[Stored data entries]

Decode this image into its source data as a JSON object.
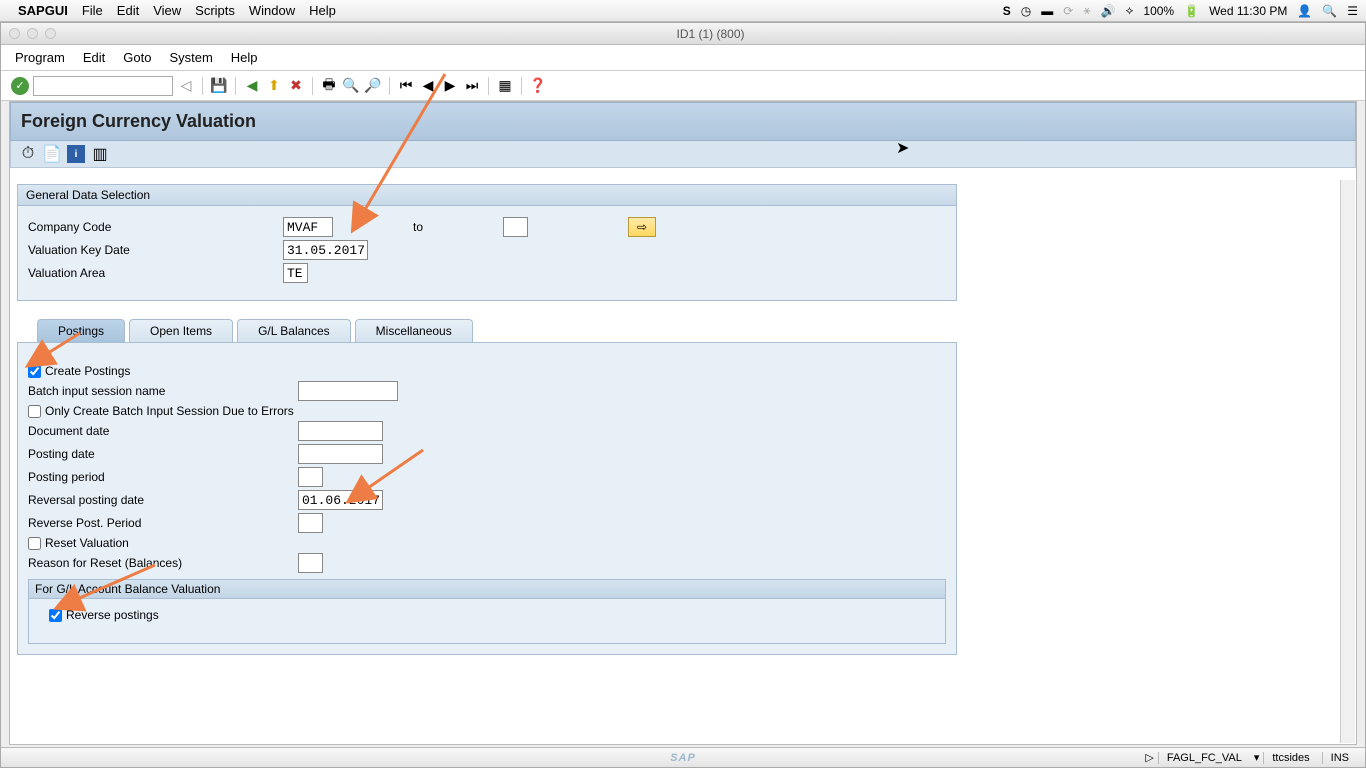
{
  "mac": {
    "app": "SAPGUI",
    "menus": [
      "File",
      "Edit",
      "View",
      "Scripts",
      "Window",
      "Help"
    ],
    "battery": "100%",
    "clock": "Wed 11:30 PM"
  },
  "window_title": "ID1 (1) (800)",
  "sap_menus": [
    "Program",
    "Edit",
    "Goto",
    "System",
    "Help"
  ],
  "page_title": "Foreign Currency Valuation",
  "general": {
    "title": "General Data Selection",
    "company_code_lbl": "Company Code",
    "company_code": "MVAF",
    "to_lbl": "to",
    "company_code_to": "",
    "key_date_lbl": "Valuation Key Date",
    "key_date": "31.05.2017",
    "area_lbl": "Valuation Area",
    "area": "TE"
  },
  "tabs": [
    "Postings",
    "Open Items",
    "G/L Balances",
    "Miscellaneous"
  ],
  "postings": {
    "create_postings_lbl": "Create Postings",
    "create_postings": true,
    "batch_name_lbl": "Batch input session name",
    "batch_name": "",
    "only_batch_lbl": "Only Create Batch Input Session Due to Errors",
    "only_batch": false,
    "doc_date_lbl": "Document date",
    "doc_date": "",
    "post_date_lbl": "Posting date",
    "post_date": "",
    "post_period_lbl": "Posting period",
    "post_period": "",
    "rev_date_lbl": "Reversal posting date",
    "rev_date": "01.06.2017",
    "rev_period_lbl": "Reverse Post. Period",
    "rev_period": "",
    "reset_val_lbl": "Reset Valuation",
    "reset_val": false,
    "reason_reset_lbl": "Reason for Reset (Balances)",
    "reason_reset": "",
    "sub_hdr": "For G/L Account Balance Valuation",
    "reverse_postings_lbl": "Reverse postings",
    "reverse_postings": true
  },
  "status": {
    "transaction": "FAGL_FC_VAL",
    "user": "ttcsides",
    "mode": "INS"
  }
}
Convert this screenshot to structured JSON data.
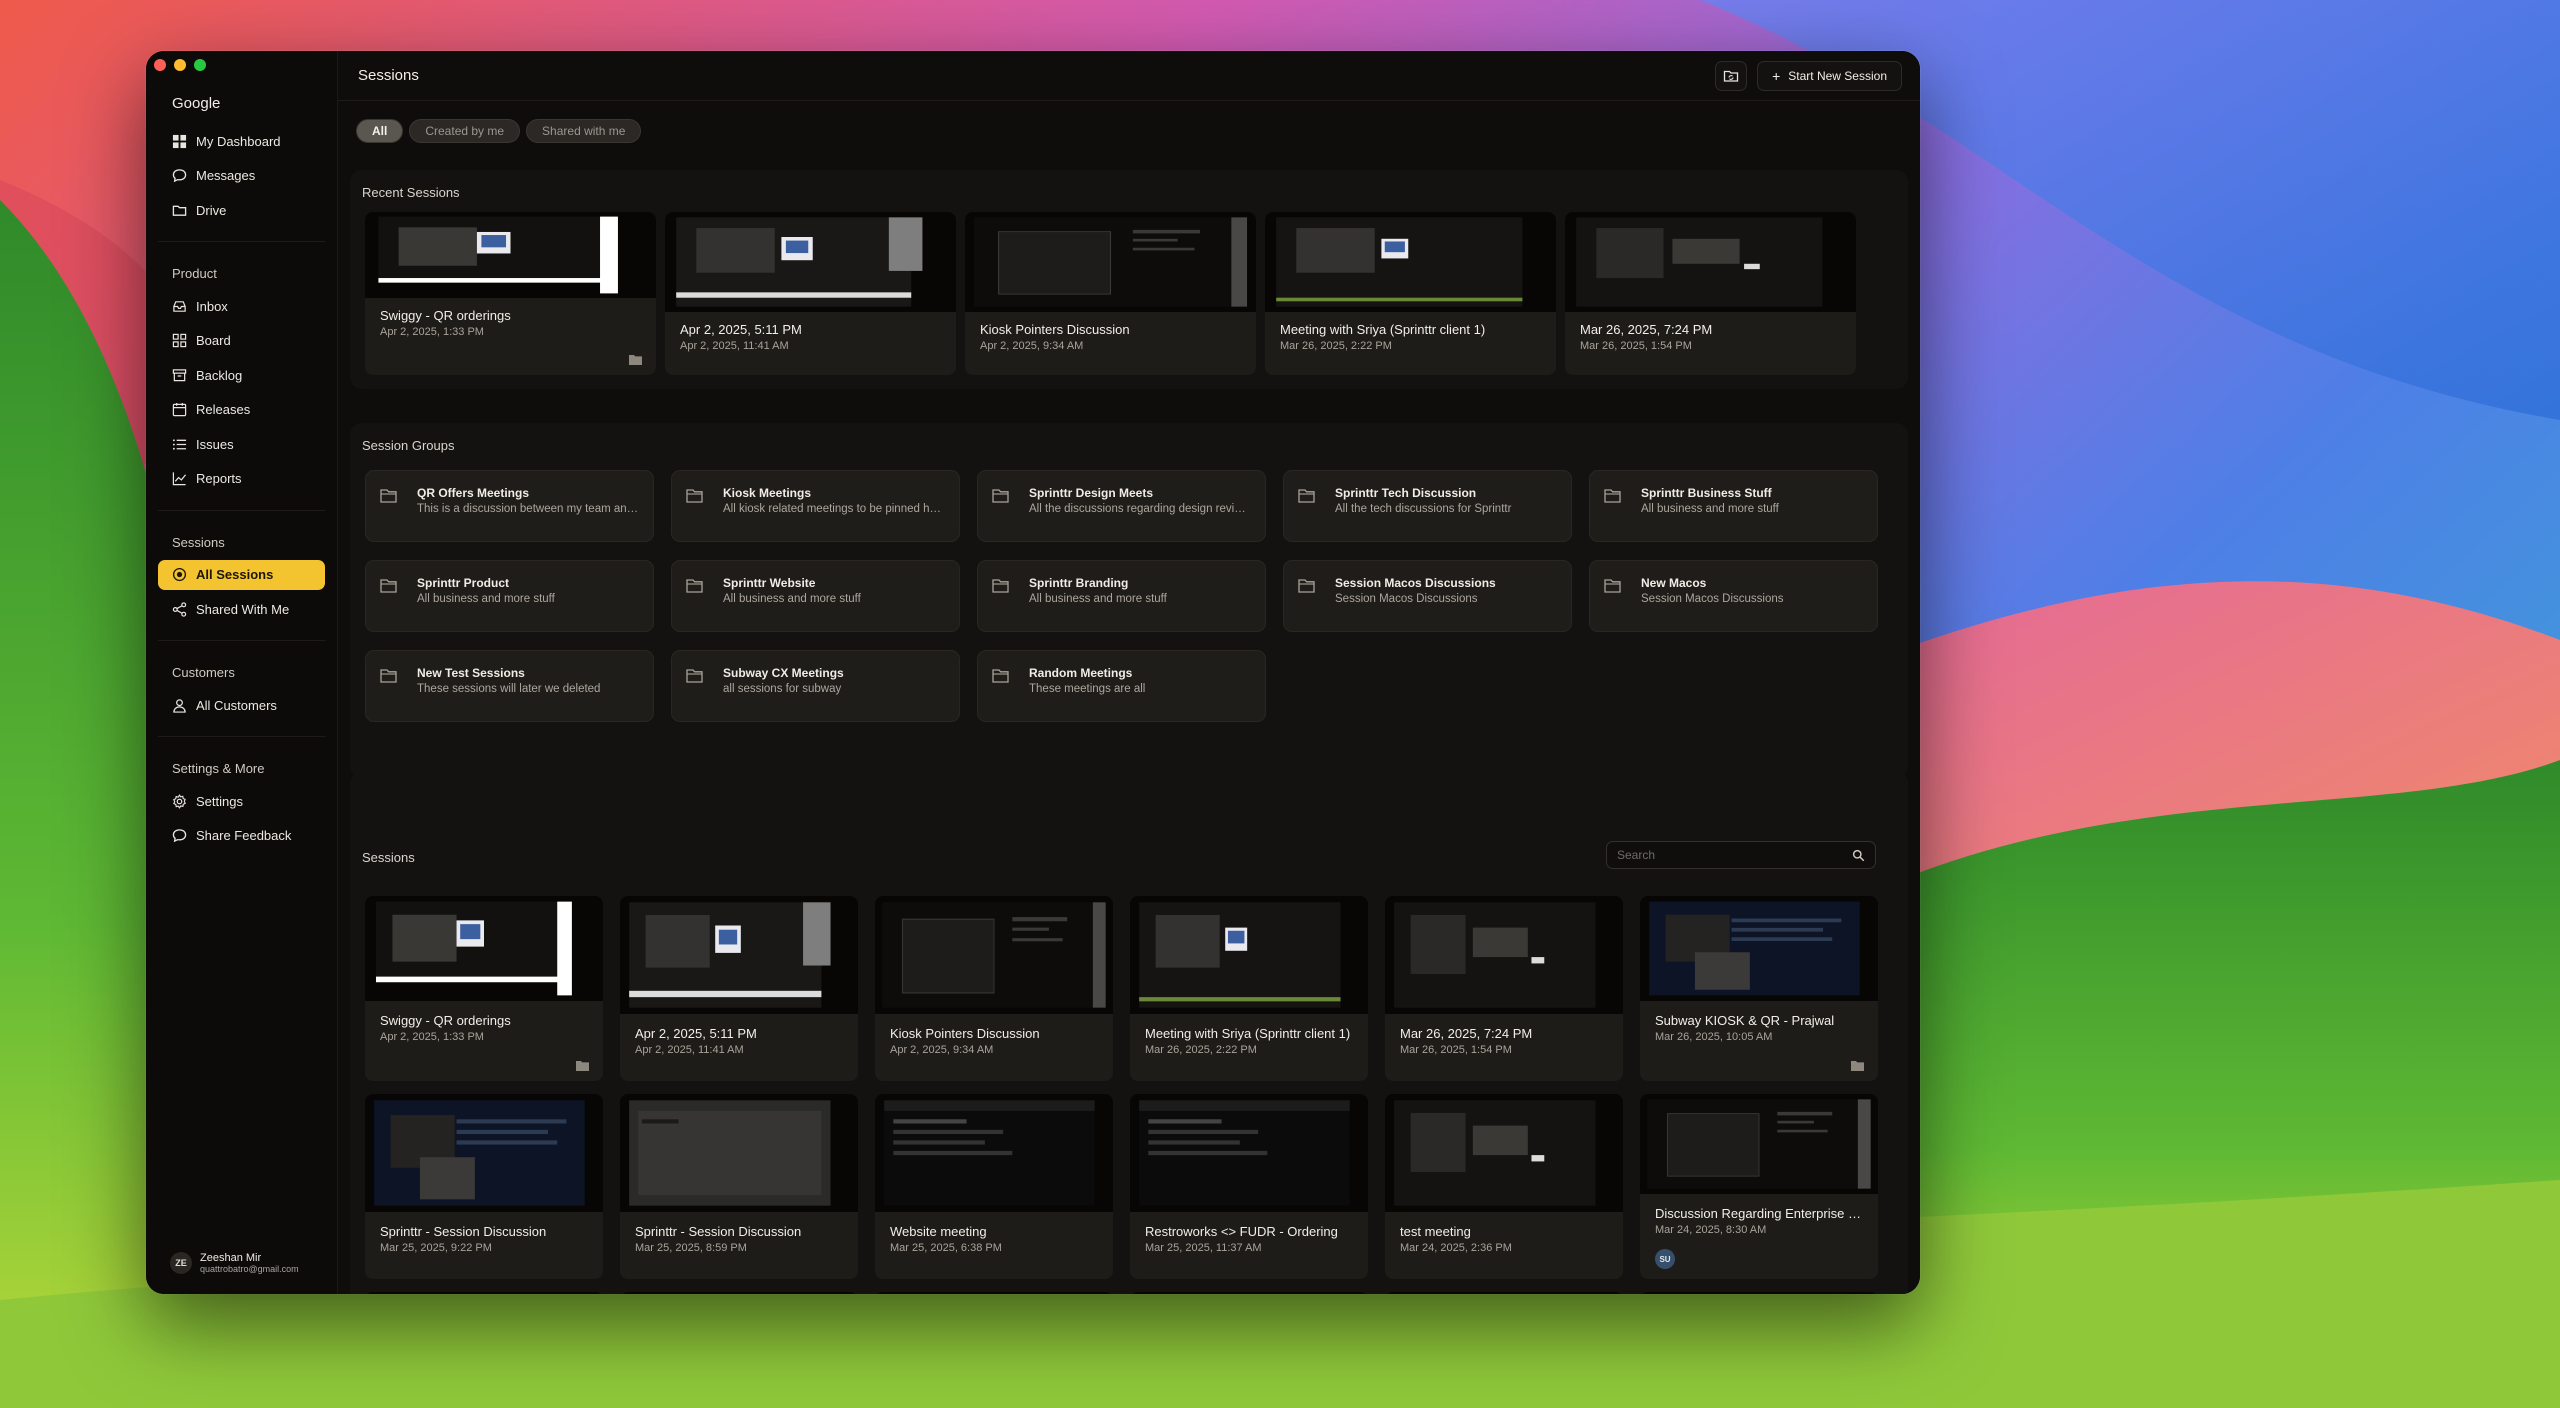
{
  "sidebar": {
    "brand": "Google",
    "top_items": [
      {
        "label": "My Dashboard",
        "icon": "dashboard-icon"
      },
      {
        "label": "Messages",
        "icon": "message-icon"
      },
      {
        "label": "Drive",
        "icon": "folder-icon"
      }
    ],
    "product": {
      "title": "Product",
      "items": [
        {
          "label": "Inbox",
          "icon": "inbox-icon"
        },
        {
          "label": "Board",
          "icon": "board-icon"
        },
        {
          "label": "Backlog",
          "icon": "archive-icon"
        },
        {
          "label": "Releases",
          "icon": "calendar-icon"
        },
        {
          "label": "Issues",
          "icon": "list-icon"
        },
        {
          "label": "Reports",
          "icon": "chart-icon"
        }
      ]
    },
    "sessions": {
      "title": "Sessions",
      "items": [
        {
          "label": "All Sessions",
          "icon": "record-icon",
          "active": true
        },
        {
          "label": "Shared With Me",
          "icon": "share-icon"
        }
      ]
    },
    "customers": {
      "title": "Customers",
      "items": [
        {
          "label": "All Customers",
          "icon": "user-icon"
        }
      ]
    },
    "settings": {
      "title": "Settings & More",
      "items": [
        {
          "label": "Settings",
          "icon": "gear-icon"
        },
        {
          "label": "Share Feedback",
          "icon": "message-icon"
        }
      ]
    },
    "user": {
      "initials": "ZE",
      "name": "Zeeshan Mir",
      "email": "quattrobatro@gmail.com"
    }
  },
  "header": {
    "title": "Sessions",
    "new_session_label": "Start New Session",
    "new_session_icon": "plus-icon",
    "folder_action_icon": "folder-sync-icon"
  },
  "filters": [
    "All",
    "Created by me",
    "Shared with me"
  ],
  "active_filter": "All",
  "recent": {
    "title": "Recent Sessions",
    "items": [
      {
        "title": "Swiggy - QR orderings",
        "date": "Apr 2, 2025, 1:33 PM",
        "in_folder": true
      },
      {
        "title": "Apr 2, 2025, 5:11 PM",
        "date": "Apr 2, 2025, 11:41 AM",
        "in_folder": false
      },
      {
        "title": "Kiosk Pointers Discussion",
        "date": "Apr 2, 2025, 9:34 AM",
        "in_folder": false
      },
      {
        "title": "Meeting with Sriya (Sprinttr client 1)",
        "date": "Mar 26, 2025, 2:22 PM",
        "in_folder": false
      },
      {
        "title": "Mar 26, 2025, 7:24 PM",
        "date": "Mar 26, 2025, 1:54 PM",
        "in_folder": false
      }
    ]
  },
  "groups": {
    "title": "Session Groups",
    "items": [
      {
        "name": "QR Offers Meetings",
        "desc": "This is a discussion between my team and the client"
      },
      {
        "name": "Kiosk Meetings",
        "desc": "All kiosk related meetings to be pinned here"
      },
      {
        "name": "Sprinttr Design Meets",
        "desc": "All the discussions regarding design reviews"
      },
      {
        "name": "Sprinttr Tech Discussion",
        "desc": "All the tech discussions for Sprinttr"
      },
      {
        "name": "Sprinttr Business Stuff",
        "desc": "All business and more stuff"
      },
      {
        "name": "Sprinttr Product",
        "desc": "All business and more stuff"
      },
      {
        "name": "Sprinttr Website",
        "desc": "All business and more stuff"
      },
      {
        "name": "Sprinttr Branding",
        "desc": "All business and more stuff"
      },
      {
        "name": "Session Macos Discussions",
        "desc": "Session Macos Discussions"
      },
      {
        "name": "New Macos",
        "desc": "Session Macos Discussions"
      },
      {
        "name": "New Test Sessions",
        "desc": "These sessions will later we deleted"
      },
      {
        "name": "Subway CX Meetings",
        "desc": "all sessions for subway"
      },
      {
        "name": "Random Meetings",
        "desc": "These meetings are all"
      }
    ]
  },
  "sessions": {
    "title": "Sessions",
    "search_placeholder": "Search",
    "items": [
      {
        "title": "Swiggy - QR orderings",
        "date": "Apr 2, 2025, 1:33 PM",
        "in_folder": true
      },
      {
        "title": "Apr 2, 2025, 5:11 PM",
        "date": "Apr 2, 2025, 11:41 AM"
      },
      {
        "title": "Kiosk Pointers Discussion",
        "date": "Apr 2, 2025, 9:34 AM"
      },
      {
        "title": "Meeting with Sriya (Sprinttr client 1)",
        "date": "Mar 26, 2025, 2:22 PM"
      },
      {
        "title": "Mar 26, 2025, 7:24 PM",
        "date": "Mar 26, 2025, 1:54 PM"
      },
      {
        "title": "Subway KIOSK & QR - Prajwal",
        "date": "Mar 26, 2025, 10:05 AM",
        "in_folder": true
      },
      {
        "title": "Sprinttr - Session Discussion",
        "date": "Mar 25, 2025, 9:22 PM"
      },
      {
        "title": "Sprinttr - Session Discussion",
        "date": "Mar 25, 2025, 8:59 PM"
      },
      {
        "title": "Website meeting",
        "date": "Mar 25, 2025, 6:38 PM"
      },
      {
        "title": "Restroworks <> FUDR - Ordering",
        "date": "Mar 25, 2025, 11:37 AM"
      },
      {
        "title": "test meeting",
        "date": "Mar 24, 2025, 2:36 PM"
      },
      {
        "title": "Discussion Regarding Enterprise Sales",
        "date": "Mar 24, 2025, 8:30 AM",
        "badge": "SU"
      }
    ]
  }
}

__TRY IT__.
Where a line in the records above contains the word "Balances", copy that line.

__REPLY TO THE EXERCISE__.
    "G/L Balances",
    "reason_reset_lbl": "Reason for Reset (Balances)",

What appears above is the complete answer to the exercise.